Scary stories from a lovely place
Music has always been significant in my life. But only particular music and very particular musicians.
I am, however, not musical at all. As a child I briefly had piano lessons. Then flute. Then guitar. I have no natural talent and zero aptitude for all that practising that adults say you have to do when you learn an instrument. But I have always liked listening to it and finding my own experiences and attitudes within the lyrics and beat.
At times when life has felt the lowest it has been music that has played a vital role in distracting me from that stuff. I have songs that represent different high school woes and others that mirror serious adult troubles. I remember a particularly dark couple of weeks back in 2008 when I listened to the one Thom Yorke song about a thousand times. Over and over. Loud or soft. While doing nothing or while busy. I wrote out the lyrics over and over and stared at the words while I heard their sounds.
When I first met Stephen in early 2008 it quickly became apparent that we didn’t share a love for many of the same bands. He hadn’t even heard of You am I and didn’t have strong feelings about the order in which the Radiohead albums should be appreciated or whether Calexico were better than Iron and Wine. At first I thought this might be a problem, but then all the wonderful things about Stephen became apparent and I was willing to overlook this. Slowly though I realised that we did share some similarities. I liked U2. I knew all the words to With or Without You and that Sunday Bloody Sunday was about something real and important. Then one day while rowing a boat on a lake in a lovely park in Johannesburg he sang me an Irish ballad. After that I was willing to overlook any fickle problems and happily rushed to the altar.

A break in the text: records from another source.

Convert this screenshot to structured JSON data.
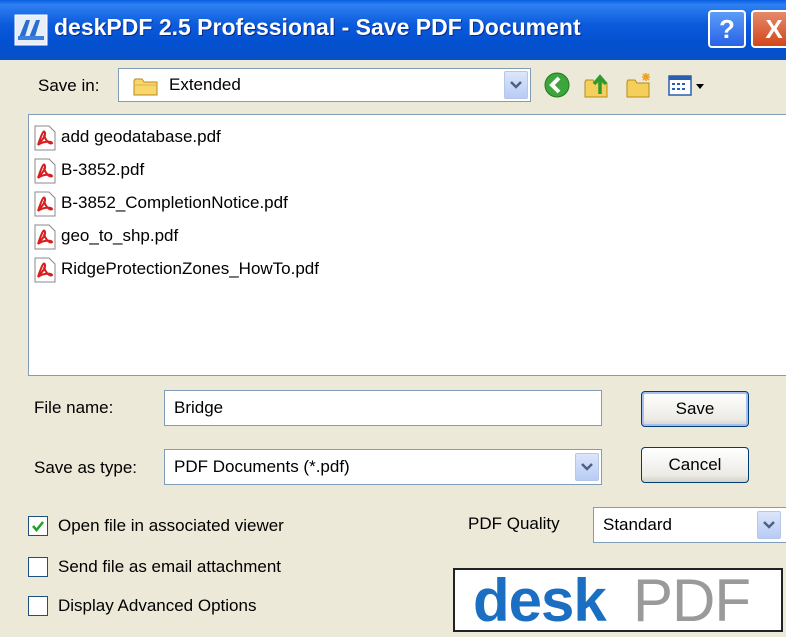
{
  "window": {
    "title": "deskPDF 2.5 Professional - Save PDF Document",
    "help_label": "?",
    "close_label": "X"
  },
  "save_in": {
    "label": "Save in:",
    "value": "Extended"
  },
  "toolbar": {
    "icons": [
      "back-icon",
      "up-folder-icon",
      "new-folder-icon",
      "view-menu-icon"
    ]
  },
  "files": [
    {
      "name": "add geodatabase.pdf"
    },
    {
      "name": "B-3852.pdf"
    },
    {
      "name": "B-3852_CompletionNotice.pdf"
    },
    {
      "name": "geo_to_shp.pdf"
    },
    {
      "name": "RidgeProtectionZones_HowTo.pdf"
    }
  ],
  "file_name": {
    "label": "File name:",
    "value": "Bridge"
  },
  "save_as_type": {
    "label": "Save as type:",
    "value": "PDF Documents (*.pdf)"
  },
  "buttons": {
    "save": "Save",
    "cancel": "Cancel"
  },
  "options": {
    "open_viewer": {
      "label": "Open file in associated viewer",
      "checked": true
    },
    "send_email": {
      "label": "Send file as email attachment",
      "checked": false
    },
    "advanced": {
      "label": "Display Advanced Options",
      "checked": false
    }
  },
  "quality": {
    "label": "PDF Quality",
    "value": "Standard"
  },
  "logo": {
    "desk": "desk",
    "pdf": "PDF"
  },
  "colors": {
    "titlebar": "#0451D1",
    "dialog_bg": "#ECE9D8",
    "logo_blue": "#1B6FC2",
    "logo_gray": "#9A9A9A"
  }
}
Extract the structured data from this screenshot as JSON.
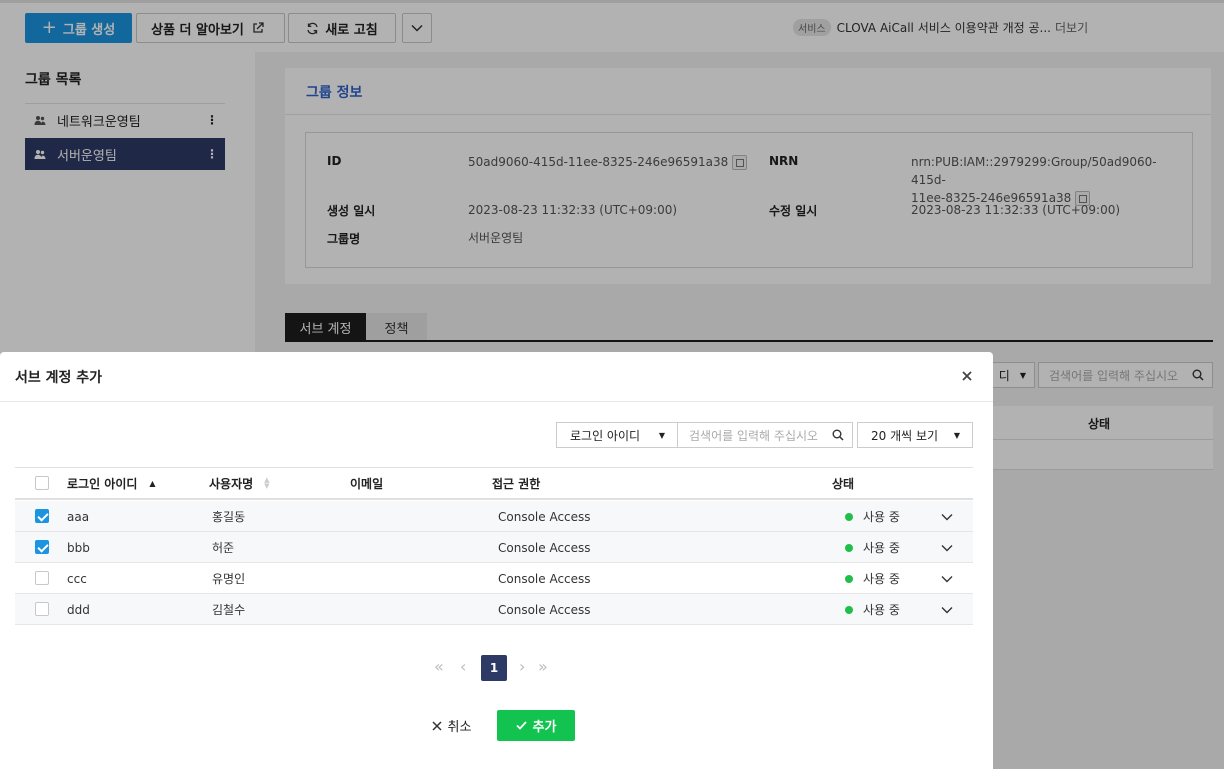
{
  "toolbar": {
    "create_group": "그룹 생성",
    "learn_more": "상품 더 알아보기",
    "refresh": "새로 고침",
    "notice_badge": "서비스",
    "notice_text": "CLOVA AiCall 서비스 이용약관 개정 공...",
    "notice_more": "더보기"
  },
  "sidebar": {
    "title": "그룹 목록",
    "items": [
      {
        "label": "네트워크운영팀",
        "selected": false
      },
      {
        "label": "서버운영팀",
        "selected": true
      }
    ]
  },
  "group_info": {
    "title": "그룹 정보",
    "id_label": "ID",
    "id_value": "50ad9060-415d-11ee-8325-246e96591a38",
    "nrn_label": "NRN",
    "nrn_value_line1": "nrn:PUB:IAM::2979299:Group/50ad9060-415d-",
    "nrn_value_line2": "11ee-8325-246e96591a38",
    "created_label": "생성 일시",
    "created_value": "2023-08-23 11:32:33 (UTC+09:00)",
    "modified_label": "수정 일시",
    "modified_value": "2023-08-23 11:32:33 (UTC+09:00)",
    "name_label": "그룹명",
    "name_value": "서버운영팀"
  },
  "tabs": [
    {
      "label": "서브 계정",
      "active": true
    },
    {
      "label": "정책",
      "active": false
    }
  ],
  "background_table": {
    "filter_suffix": "디",
    "search_placeholder": "검색어를 입력해 주십시오",
    "status_header": "상태"
  },
  "modal": {
    "title": "서브 계정 추가",
    "filter_select": "로그인 아이디",
    "search_placeholder": "검색어를 입력해 주십시오",
    "page_size": "20 개씩 보기",
    "headers": {
      "login_id": "로그인 아이디",
      "user_name": "사용자명",
      "email": "이메일",
      "access": "접근 권한",
      "status": "상태"
    },
    "rows": [
      {
        "login_id": "aaa",
        "user_name": "홍길동",
        "email": "",
        "access": "Console Access",
        "status": "사용 중",
        "checked": true
      },
      {
        "login_id": "bbb",
        "user_name": "허준",
        "email": "",
        "access": "Console Access",
        "status": "사용 중",
        "checked": true
      },
      {
        "login_id": "ccc",
        "user_name": "유명인",
        "email": "",
        "access": "Console Access",
        "status": "사용 중",
        "checked": false
      },
      {
        "login_id": "ddd",
        "user_name": "김철수",
        "email": "",
        "access": "Console Access",
        "status": "사용 중",
        "checked": false
      }
    ],
    "pagination": {
      "current": "1"
    },
    "cancel_label": "취소",
    "add_label": "추가"
  },
  "colors": {
    "primary": "#1b95e0",
    "sidebar_selected": "#2e3a66",
    "status_active": "#1fbf4a",
    "add_button": "#12c350",
    "page_active": "#2e3a66"
  }
}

Then, a few years later, and after Stephen had dutifully listened his way through my iTunes library and learned to appreciate Weezer and Gomez, we moved to Australia and basically started life together again. We had a weird first year here. Silas learned to walk and didn’t want to stop discovering everything he possible could. Oisín was born a funny, dark little boy and didn’t sleep for more than 40 minutes at a time until a couple of years later. I remembered all the annoying things about Australia and pined for the simplicity of life in our little community in Johannesburg. Stephen fumbled his way through the over-bureacracy that is Australia’s administration – the RTA, Centrelink, the tax office.

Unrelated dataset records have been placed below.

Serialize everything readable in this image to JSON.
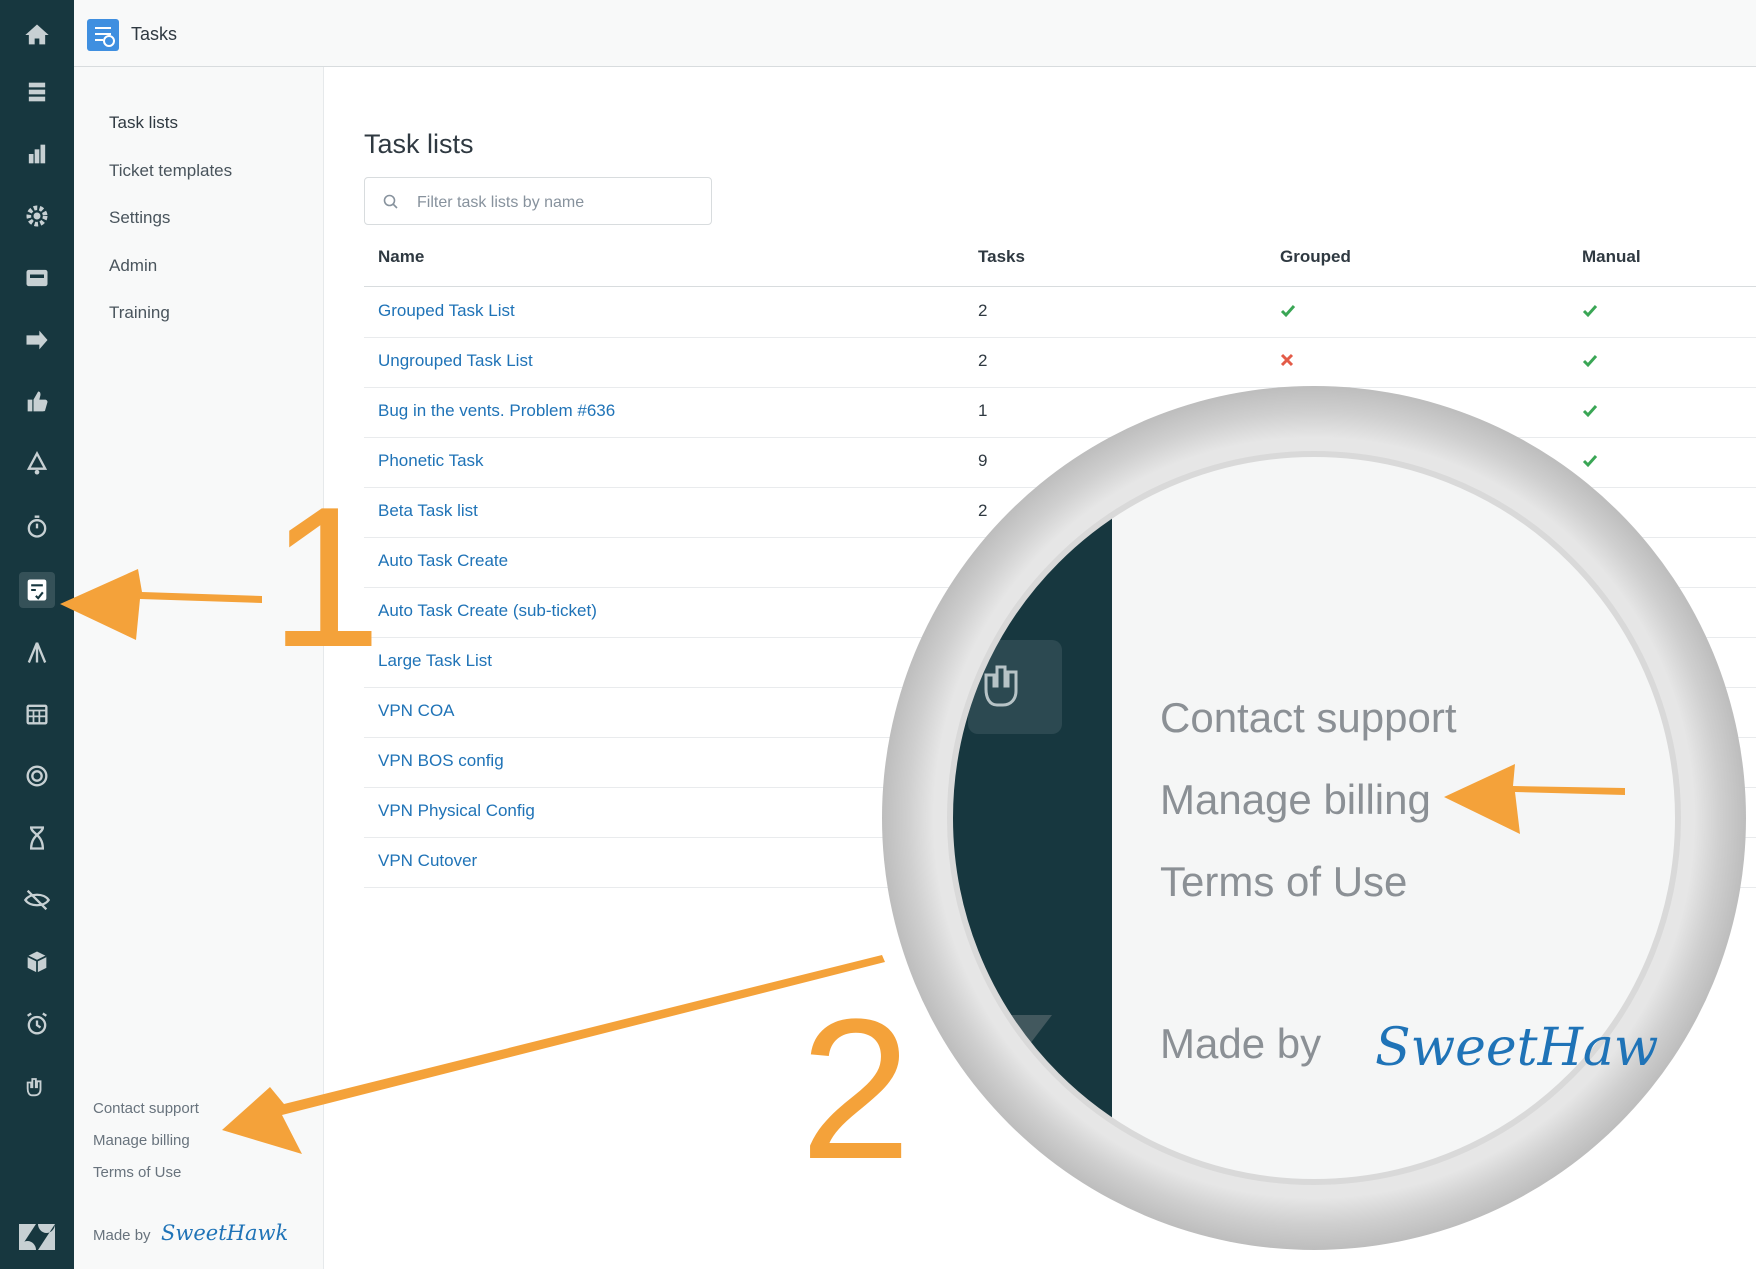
{
  "app": {
    "title": "Tasks"
  },
  "sidebar": {
    "items": [
      {
        "label": "Task lists"
      },
      {
        "label": "Ticket templates"
      },
      {
        "label": "Settings"
      },
      {
        "label": "Admin"
      },
      {
        "label": "Training"
      }
    ],
    "footer": {
      "contact": "Contact support",
      "billing": "Manage billing",
      "terms": "Terms of Use",
      "made_by": "Made by",
      "brand": "SweetHawk"
    }
  },
  "main": {
    "title": "Task lists",
    "search_placeholder": "Filter task lists by name",
    "columns": {
      "name": "Name",
      "tasks": "Tasks",
      "grouped": "Grouped",
      "manual": "Manual"
    },
    "rows": [
      {
        "name": "Grouped Task List",
        "tasks": "2",
        "grouped": "check",
        "manual": "check"
      },
      {
        "name": "Ungrouped Task List",
        "tasks": "2",
        "grouped": "cross",
        "manual": "check"
      },
      {
        "name": "Bug in the vents. Problem #636",
        "tasks": "1",
        "grouped": "",
        "manual": "check"
      },
      {
        "name": "Phonetic Task",
        "tasks": "9",
        "grouped": "",
        "manual": "check"
      },
      {
        "name": "Beta Task list",
        "tasks": "2",
        "grouped": "",
        "manual": ""
      },
      {
        "name": "Auto Task Create",
        "tasks": "",
        "grouped": "",
        "manual": ""
      },
      {
        "name": "Auto Task Create (sub-ticket)",
        "tasks": "",
        "grouped": "",
        "manual": ""
      },
      {
        "name": "Large Task List",
        "tasks": "",
        "grouped": "",
        "manual": ""
      },
      {
        "name": "VPN COA",
        "tasks": "",
        "grouped": "",
        "manual": ""
      },
      {
        "name": "VPN BOS config",
        "tasks": "",
        "grouped": "",
        "manual": ""
      },
      {
        "name": "VPN Physical Config",
        "tasks": "",
        "grouped": "",
        "manual": ""
      },
      {
        "name": "VPN Cutover",
        "tasks": "",
        "grouped": "",
        "manual": ""
      }
    ]
  },
  "annotations": {
    "step1": "1",
    "step2": "2",
    "magnifier": {
      "contact": "Contact support",
      "billing": "Manage billing",
      "terms": "Terms of Use",
      "made_by": "Made by",
      "brand": "SweetHaw"
    }
  },
  "colors": {
    "rail": "#17373f",
    "link": "#1f73b7",
    "check": "#3aa655",
    "cross": "#e35b48",
    "annotation": "#f4a23a"
  },
  "rail_icons": [
    "home-icon",
    "views-icon",
    "reporting-icon",
    "admin-gear-icon",
    "store-icon",
    "forward-icon",
    "thumbs-up-icon",
    "notification-icon",
    "timer-icon",
    "tasks-app-icon",
    "tripod-icon",
    "calendar-icon",
    "target-icon",
    "hourglass-icon",
    "hidden-eye-icon",
    "box-icon",
    "alarm-clock-icon",
    "hand-gesture-icon"
  ]
}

Then early in 2012 Stephen commented on the results of Triple J’s Hottest 100. He was very disappointed that Macklemore’s ‘Thrift Shop’ was number 1 and that with all the great music in Australia we hadn’t voted for an Australian artist. I had no idea what he was talking about. I didn’t know who Macklemore was or when Stephen had become a die-hard JJJ fan or what was going on with my non-music savvy husband.
Now, tonight, on Stephen’s tradie site radio, we have listened to the Triple J concert celebrating their 40 years of airtime. We have voted in this year’s JJJ Hottest 100. Stephen has once again surprised me with his knowledge of music that is currently popular. I am way behind. He knows all the words to Briggs and who Siya is and what songs made each artist famous.

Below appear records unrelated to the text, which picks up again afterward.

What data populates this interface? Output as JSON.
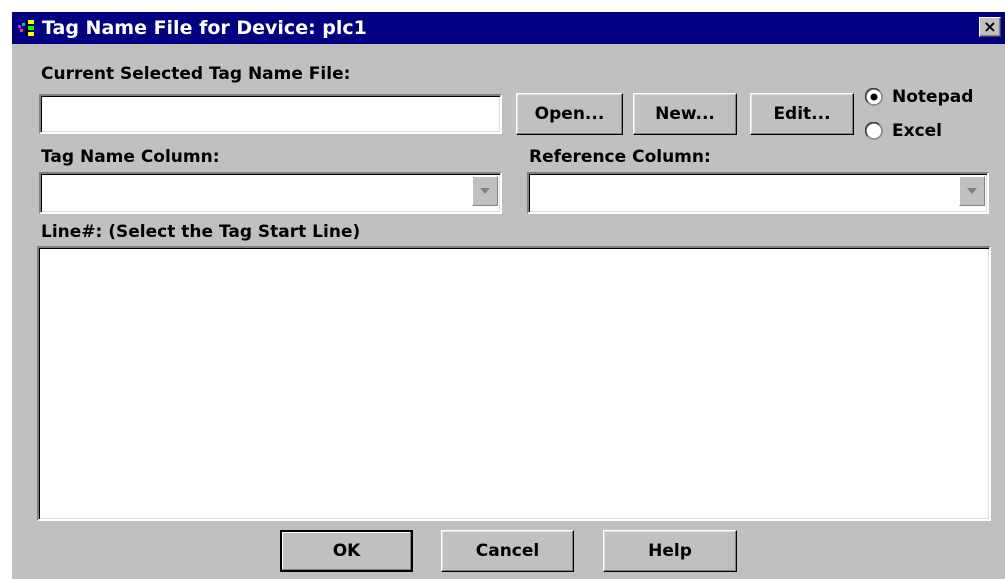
{
  "window": {
    "title": "Tag Name File for Device: plc1",
    "close_label": "×"
  },
  "file_section": {
    "label": "Current Selected Tag Name File:",
    "value": "",
    "open_button": "Open...",
    "new_button": "New...",
    "edit_button": "Edit..."
  },
  "editor": {
    "options": [
      {
        "label": "Notepad",
        "selected": true
      },
      {
        "label": "Excel",
        "selected": false
      }
    ]
  },
  "tag_name_column": {
    "label": "Tag Name Column:",
    "value": ""
  },
  "reference_column": {
    "label": "Reference Column:",
    "value": ""
  },
  "line_list": {
    "label": "Line#: (Select the Tag Start Line)",
    "items": []
  },
  "footer": {
    "ok_button": "OK",
    "cancel_button": "Cancel",
    "help_button": "Help"
  },
  "colors": {
    "titlebar": "#000080",
    "dialog_face": "#c0c0c0",
    "field_background": "#ffffff"
  },
  "icons": {
    "app_icon": "application-icon",
    "close_icon": "close-icon",
    "dropdown_arrow": "chevron-down-icon"
  }
}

Stephen’s love for Triple J is a great emblem of this man’s efforts to make Australia his home with his rugged little family, despite his sadness for leaving South Africa and Ireland. And he still listens to U2. And Freshlyground.